Entries from a dataset of interfaces:
- - -

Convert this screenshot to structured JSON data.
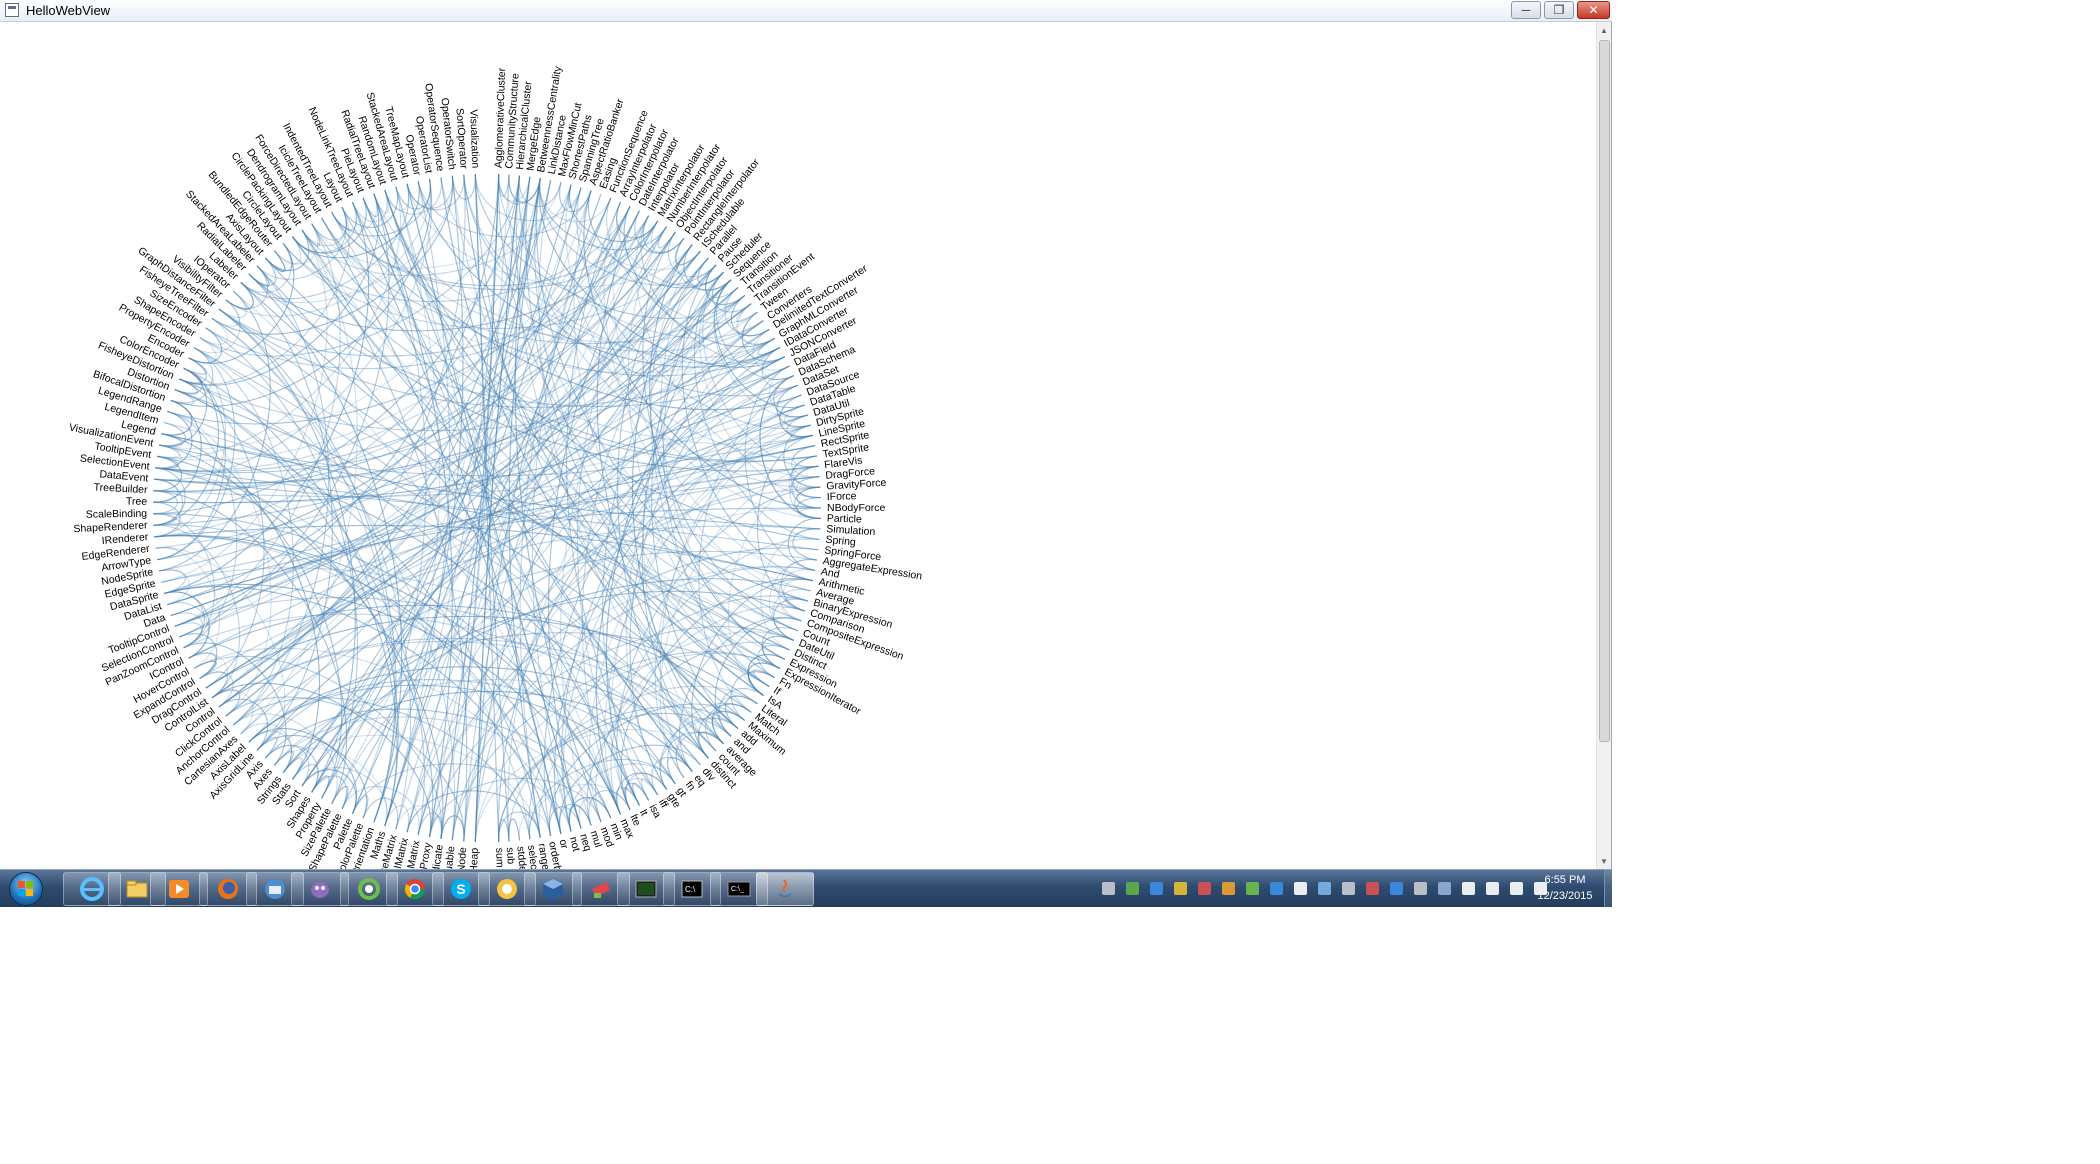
{
  "window": {
    "title": "HelloWebView",
    "minimize_glyph": "─",
    "maximize_glyph": "❐",
    "close_glyph": "✕"
  },
  "colors": {
    "edge": "#4682b4",
    "node_text": "#000000",
    "taskbar": "#2f4b6f"
  },
  "bundle": {
    "labels_right": [
      "AgglomerativeCluster",
      "CommunityStructure",
      "HierarchicalCluster",
      "MergeEdge",
      "BetweennessCentrality",
      "LinkDistance",
      "MaxFlowMinCut",
      "ShortestPaths",
      "SpanningTree",
      "AspectRatioBanker",
      "Easing",
      "FunctionSequence",
      "ArrayInterpolator",
      "ColorInterpolator",
      "DateInterpolator",
      "Interpolator",
      "MatrixInterpolator",
      "NumberInterpolator",
      "ObjectInterpolator",
      "PointInterpolator",
      "RectangleInterpolator",
      "ISchedulable",
      "Parallel",
      "Pause",
      "Scheduler",
      "Sequence",
      "Transition",
      "Transitioner",
      "TransitionEvent",
      "Tween",
      "Converters",
      "DelimitedTextConverter",
      "GraphMLConverter",
      "IDataConverter",
      "JSONConverter",
      "DataField",
      "DataSchema",
      "DataSet",
      "DataSource",
      "DataTable",
      "DataUtil",
      "DirtySprite",
      "LineSprite",
      "RectSprite",
      "TextSprite",
      "FlareVis",
      "DragForce",
      "GravityForce",
      "IForce",
      "NBodyForce",
      "Particle",
      "Simulation",
      "Spring",
      "SpringForce",
      "AggregateExpression",
      "And",
      "Arithmetic",
      "Average",
      "BinaryExpression",
      "Comparison",
      "CompositeExpression",
      "Count",
      "DateUtil",
      "Distinct",
      "Expression",
      "ExpressionIterator",
      "Fn",
      "If",
      "IsA",
      "Literal",
      "Match",
      "Maximum",
      "add",
      "and",
      "average",
      "count",
      "distinct",
      "div",
      "eq",
      "fn",
      "gt",
      "gte",
      "iff",
      "isa",
      "lt",
      "lte",
      "max",
      "min",
      "mod",
      "mul",
      "neq",
      "not",
      "or",
      "orderby",
      "range",
      "select",
      "stddev",
      "sub",
      "sum"
    ],
    "labels_left": [
      "Visualization",
      "SortOperator",
      "OperatorSwitch",
      "OperatorSequence",
      "OperatorList",
      "Operator",
      "TreeMapLayout",
      "StackedAreaLayout",
      "RandomLayout",
      "RadialTreeLayout",
      "PieLayout",
      "NodeLinkTreeLayout",
      "Layout",
      "IndentedTreeLayout",
      "IcicleTreeLayout",
      "ForceDirectedLayout",
      "DendrogramLayout",
      "CirclePackingLayout",
      "CircleLayout",
      "BundledEdgeRouter",
      "AxisLayout",
      "StackedAreaLabeler",
      "RadialLabeler",
      "Labeler",
      "IOperator",
      "VisibilityFilter",
      "GraphDistanceFilter",
      "FisheyeTreeFilter",
      "SizeEncoder",
      "ShapeEncoder",
      "PropertyEncoder",
      "Encoder",
      "ColorEncoder",
      "FisheyeDistortion",
      "Distortion",
      "BifocalDistortion",
      "LegendRange",
      "LegendItem",
      "Legend",
      "VisualizationEvent",
      "TooltipEvent",
      "SelectionEvent",
      "DataEvent",
      "TreeBuilder",
      "Tree",
      "ScaleBinding",
      "ShapeRenderer",
      "IRenderer",
      "EdgeRenderer",
      "ArrowType",
      "NodeSprite",
      "EdgeSprite",
      "DataSprite",
      "DataList",
      "Data",
      "TooltipControl",
      "SelectionControl",
      "PanZoomControl",
      "IControl",
      "HoverControl",
      "ExpandControl",
      "DragControl",
      "ControlList",
      "Control",
      "ClickControl",
      "AnchorControl",
      "CartesianAxes",
      "AxisLabel",
      "AxisGridLine",
      "Axis",
      "Axes",
      "Strings",
      "Stats",
      "Sort",
      "Shapes",
      "Property",
      "SizePalette",
      "ShapePalette",
      "Palette",
      "ColorPalette",
      "Orientation",
      "Maths",
      "SparseMatrix",
      "IMatrix",
      "DenseMatrix",
      "IValueProxy",
      "IPredicate",
      "IEvaluable",
      "Node",
      "Heap"
    ]
  },
  "taskbar": {
    "buttons": [
      {
        "name": "internet-explorer"
      },
      {
        "name": "file-explorer"
      },
      {
        "name": "media-player"
      },
      {
        "name": "firefox"
      },
      {
        "name": "thunderbird"
      },
      {
        "name": "pidgin"
      },
      {
        "name": "cycle-app"
      },
      {
        "name": "chrome"
      },
      {
        "name": "skype"
      },
      {
        "name": "sticky-app"
      },
      {
        "name": "virtualbox"
      },
      {
        "name": "eraser-app"
      },
      {
        "name": "terminal-app"
      },
      {
        "name": "cmd-prompt"
      },
      {
        "name": "console"
      },
      {
        "name": "java"
      }
    ],
    "clock": {
      "time": "6:55 PM",
      "date": "12/23/2015"
    }
  }
}
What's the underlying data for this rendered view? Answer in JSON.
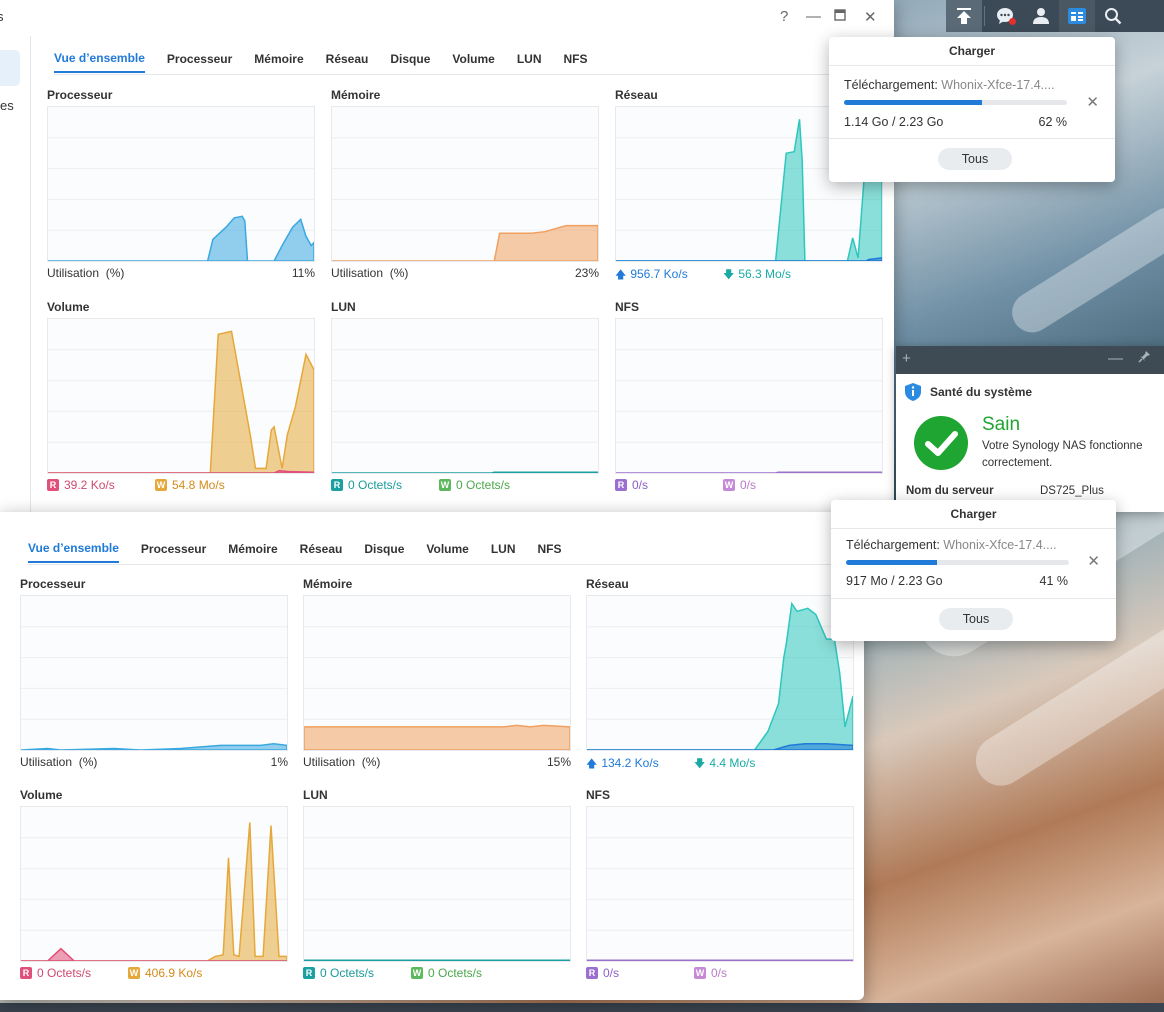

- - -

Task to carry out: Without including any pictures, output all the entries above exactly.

Completed task:
Convert this screenshot to structured JSON data.
{
  "window": {
    "title": "HelloWebView",
    "minimize_glyph": "─",
    "maximize_glyph": "❐",
    "close_glyph": "✕"
  },
  "colors": {
    "edge": "#4682b4",
    "node_text": "#000000",
    "taskbar": "#2f4b6f"
  },
  "bundle": {
    "labels_right": [
      "AgglomerativeCluster",
      "CommunityStructure",
      "HierarchicalCluster",
      "MergeEdge",
      "BetweennessCentrality",
      "LinkDistance",
      "MaxFlowMinCut",
      "ShortestPaths",
      "SpanningTree",
      "AspectRatioBanker",
      "Easing",
      "FunctionSequence",
      "ArrayInterpolator",
      "ColorInterpolator",
      "DateInterpolator",
      "Interpolator",
      "MatrixInterpolator",
      "NumberInterpolator",
      "ObjectInterpolator",
      "PointInterpolator",
      "RectangleInterpolator",
      "ISchedulable",
      "Parallel",
      "Pause",
      "Scheduler",
      "Sequence",
      "Transition",
      "Transitioner",
      "TransitionEvent",
      "Tween",
      "Converters",
      "DelimitedTextConverter",
      "GraphMLConverter",
      "IDataConverter",
      "JSONConverter",
      "DataField",
      "DataSchema",
      "DataSet",
      "DataSource",
      "DataTable",
      "DataUtil",
      "DirtySprite",
      "LineSprite",
      "RectSprite",
      "TextSprite",
      "FlareVis",
      "DragForce",
      "GravityForce",
      "IForce",
      "NBodyForce",
      "Particle",
      "Simulation",
      "Spring",
      "SpringForce",
      "AggregateExpression",
      "And",
      "Arithmetic",
      "Average",
      "BinaryExpression",
      "Comparison",
      "CompositeExpression",
      "Count",
      "DateUtil",
      "Distinct",
      "Expression",
      "ExpressionIterator",
      "Fn",
      "If",
      "IsA",
      "Literal",
      "Match",
      "Maximum",
      "add",
      "and",
      "average",
      "count",
      "distinct",
      "div",
      "eq",
      "fn",
      "gt",
      "gte",
      "iff",
      "isa",
      "lt",
      "lte",
      "max",
      "min",
      "mod",
      "mul",
      "neq",
      "not",
      "or",
      "orderby",
      "range",
      "select",
      "stddev",
      "sub",
      "sum"
    ],
    "labels_left": [
      "Visualization",
      "SortOperator",
      "OperatorSwitch",
      "OperatorSequence",
      "OperatorList",
      "Operator",
      "TreeMapLayout",
      "StackedAreaLayout",
      "RandomLayout",
      "RadialTreeLayout",
      "PieLayout",
      "NodeLinkTreeLayout",
      "Layout",
      "IndentedTreeLayout",
      "IcicleTreeLayout",
      "ForceDirectedLayout",
      "DendrogramLayout",
      "CirclePackingLayout",
      "CircleLayout",
      "BundledEdgeRouter",
      "AxisLayout",
      "StackedAreaLabeler",
      "RadialLabeler",
      "Labeler",
      "IOperator",
      "VisibilityFilter",
      "GraphDistanceFilter",
      "FisheyeTreeFilter",
      "SizeEncoder",
      "ShapeEncoder",
      "PropertyEncoder",
      "Encoder",
      "ColorEncoder",
      "FisheyeDistortion",
      "Distortion",
      "BifocalDistortion",
      "LegendRange",
      "LegendItem",
      "Legend",
      "VisualizationEvent",
      "TooltipEvent",
      "SelectionEvent",
      "DataEvent",
      "TreeBuilder",
      "Tree",
      "ScaleBinding",
      "ShapeRenderer",
      "IRenderer",
      "EdgeRenderer",
      "ArrowType",
      "NodeSprite",
      "EdgeSprite",
      "DataSprite",
      "DataList",
      "Data",
      "TooltipControl",
      "SelectionControl",
      "PanZoomControl",
      "IControl",
      "HoverControl",
      "ExpandControl",
      "DragControl",
      "ControlList",
      "Control",
      "ClickControl",
      "AnchorControl",
      "CartesianAxes",
      "AxisLabel",
      "AxisGridLine",
      "Axis",
      "Axes",
      "Strings",
      "Stats",
      "Sort",
      "Shapes",
      "Property",
      "SizePalette",
      "ShapePalette",
      "Palette",
      "ColorPalette",
      "Orientation",
      "Maths",
      "SparseMatrix",
      "IMatrix",
      "DenseMatrix",
      "IValueProxy",
      "IPredicate",
      "IEvaluable",
      "Node",
      "Heap"
    ]
  },
  "taskbar": {
    "buttons": [
      {
        "name": "internet-explorer"
      },
      {
        "name": "file-explorer"
      },
      {
        "name": "media-player"
      },
      {
        "name": "firefox"
      },
      {
        "name": "thunderbird"
      },
      {
        "name": "pidgin"
      },
      {
        "name": "cycle-app"
      },
      {
        "name": "chrome"
      },
      {
        "name": "skype"
      },
      {
        "name": "sticky-app"
      },
      {
        "name": "virtualbox"
      },
      {
        "name": "eraser-app"
      },
      {
        "name": "terminal-app"
      },
      {
        "name": "cmd-prompt"
      },
      {
        "name": "console"
      },
      {
        "name": "java"
      }
    ],
    "clock": {
      "time": "6:55 PM",
      "date": "12/23/2015"
    }
  }
}
What's the underlying data for this rendered view? Answer in JSON.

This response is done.